> [BRIEF]:
Every line below that has "record" in it should be copied.

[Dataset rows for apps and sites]
---*---

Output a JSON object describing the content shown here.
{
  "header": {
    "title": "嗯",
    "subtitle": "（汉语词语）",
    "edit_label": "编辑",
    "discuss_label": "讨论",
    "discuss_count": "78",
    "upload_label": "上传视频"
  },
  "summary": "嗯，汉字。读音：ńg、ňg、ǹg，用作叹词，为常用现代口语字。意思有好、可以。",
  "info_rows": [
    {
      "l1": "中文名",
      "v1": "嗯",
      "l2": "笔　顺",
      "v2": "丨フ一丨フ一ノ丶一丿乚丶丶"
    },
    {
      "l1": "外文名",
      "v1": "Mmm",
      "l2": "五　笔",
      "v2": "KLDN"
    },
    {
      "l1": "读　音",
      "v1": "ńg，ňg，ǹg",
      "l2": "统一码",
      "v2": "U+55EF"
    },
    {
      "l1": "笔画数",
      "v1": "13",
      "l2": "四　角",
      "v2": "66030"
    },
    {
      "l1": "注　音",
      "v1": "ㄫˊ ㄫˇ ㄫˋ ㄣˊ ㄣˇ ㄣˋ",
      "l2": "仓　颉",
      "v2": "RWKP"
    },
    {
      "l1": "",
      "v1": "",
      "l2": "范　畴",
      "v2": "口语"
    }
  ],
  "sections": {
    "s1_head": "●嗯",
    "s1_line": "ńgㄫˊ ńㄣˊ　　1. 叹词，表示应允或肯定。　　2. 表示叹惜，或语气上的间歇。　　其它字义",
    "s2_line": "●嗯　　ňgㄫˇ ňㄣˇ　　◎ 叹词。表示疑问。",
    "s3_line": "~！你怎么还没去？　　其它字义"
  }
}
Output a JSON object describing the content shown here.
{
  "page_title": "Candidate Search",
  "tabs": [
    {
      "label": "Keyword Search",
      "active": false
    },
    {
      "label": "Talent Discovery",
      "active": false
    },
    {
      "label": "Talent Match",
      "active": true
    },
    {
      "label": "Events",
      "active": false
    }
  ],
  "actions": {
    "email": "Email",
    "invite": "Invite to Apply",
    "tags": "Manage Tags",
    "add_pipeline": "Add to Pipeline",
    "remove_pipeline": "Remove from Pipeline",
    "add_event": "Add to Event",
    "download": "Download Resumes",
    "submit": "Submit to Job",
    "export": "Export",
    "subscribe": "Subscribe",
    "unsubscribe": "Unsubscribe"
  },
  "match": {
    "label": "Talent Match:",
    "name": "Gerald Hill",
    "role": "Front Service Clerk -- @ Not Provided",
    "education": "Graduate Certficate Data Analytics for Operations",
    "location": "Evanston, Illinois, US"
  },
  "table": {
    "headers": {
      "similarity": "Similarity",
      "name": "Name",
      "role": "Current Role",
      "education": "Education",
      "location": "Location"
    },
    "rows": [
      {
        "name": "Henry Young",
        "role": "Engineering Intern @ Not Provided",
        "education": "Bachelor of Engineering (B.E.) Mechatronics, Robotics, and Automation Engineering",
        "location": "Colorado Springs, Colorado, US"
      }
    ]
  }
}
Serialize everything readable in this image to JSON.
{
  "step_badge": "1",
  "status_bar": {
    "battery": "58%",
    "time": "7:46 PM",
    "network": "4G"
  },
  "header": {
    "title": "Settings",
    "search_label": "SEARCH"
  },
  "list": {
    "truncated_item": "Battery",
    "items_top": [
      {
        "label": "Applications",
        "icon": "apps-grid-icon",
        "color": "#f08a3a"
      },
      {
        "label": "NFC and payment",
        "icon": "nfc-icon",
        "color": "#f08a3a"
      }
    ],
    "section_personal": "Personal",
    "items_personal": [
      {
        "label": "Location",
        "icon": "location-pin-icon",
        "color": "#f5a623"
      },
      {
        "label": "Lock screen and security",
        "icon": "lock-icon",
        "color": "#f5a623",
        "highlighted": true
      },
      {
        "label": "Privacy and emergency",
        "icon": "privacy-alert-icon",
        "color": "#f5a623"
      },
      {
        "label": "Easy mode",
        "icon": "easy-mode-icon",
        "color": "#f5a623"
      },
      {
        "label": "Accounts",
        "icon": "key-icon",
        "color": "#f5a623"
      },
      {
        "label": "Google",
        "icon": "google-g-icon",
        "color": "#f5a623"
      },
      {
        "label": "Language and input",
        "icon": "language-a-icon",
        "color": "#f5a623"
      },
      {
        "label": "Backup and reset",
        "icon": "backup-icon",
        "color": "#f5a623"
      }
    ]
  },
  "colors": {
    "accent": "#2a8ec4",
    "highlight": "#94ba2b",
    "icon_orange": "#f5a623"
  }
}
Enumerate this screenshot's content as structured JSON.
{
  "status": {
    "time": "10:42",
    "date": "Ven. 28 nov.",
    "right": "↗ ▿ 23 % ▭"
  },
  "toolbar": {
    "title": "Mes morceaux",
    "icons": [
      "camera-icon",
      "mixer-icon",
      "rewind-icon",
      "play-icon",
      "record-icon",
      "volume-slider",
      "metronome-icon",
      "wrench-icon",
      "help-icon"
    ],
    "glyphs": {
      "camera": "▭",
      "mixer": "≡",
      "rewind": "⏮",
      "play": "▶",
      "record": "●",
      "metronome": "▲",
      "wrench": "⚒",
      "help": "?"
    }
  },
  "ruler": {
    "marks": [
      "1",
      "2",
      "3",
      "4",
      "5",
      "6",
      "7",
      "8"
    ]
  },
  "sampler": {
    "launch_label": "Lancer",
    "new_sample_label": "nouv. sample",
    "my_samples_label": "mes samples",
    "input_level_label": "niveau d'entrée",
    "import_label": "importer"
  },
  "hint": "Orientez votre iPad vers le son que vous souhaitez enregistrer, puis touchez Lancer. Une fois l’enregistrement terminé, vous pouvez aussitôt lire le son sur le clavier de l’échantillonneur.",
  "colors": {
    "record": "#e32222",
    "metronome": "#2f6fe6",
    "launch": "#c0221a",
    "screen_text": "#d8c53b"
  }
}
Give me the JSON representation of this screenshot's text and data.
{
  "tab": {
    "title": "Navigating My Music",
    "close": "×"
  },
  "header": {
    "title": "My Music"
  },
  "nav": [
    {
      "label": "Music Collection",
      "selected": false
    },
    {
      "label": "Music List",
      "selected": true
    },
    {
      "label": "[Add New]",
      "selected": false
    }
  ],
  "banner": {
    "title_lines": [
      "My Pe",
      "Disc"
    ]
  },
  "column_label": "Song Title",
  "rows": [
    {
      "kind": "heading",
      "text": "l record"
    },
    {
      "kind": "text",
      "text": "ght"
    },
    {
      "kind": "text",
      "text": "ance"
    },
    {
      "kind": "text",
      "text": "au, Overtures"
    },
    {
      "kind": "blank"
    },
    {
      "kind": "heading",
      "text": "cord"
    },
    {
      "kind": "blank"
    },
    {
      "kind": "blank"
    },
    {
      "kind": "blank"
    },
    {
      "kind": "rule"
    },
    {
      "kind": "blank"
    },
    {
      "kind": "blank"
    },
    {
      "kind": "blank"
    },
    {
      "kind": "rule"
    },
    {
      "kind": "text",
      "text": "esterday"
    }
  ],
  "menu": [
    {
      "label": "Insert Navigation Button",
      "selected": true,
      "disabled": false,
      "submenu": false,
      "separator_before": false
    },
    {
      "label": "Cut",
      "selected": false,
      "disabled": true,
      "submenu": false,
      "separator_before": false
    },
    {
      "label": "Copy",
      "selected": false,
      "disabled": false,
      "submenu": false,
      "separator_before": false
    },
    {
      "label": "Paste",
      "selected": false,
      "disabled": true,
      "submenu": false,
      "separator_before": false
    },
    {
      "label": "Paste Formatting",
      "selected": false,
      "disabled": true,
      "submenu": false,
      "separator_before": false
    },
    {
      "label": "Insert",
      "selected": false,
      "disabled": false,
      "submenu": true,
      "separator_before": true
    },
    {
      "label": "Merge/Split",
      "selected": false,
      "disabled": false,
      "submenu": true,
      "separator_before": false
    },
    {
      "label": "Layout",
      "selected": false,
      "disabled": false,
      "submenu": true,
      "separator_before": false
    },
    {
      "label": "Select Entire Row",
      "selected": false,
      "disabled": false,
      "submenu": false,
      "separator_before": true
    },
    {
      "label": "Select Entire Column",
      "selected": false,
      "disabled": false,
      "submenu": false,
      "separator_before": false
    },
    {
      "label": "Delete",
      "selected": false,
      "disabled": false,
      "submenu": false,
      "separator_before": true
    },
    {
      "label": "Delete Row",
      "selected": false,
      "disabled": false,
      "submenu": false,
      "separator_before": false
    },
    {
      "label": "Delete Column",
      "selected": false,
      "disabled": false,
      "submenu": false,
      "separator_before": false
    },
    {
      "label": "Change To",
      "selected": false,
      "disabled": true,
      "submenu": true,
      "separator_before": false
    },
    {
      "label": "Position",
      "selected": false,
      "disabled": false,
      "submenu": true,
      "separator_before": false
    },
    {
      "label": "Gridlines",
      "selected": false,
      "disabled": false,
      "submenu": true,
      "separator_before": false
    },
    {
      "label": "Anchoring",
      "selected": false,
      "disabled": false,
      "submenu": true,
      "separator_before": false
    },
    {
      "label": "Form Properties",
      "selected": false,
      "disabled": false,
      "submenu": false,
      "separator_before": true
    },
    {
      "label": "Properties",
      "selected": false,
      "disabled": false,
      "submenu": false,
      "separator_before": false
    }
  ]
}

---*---

> [YOUR RESPONSE]:
      "record-icon",
      "record": "●",
    "record": "#e32222",
      "text": "l record"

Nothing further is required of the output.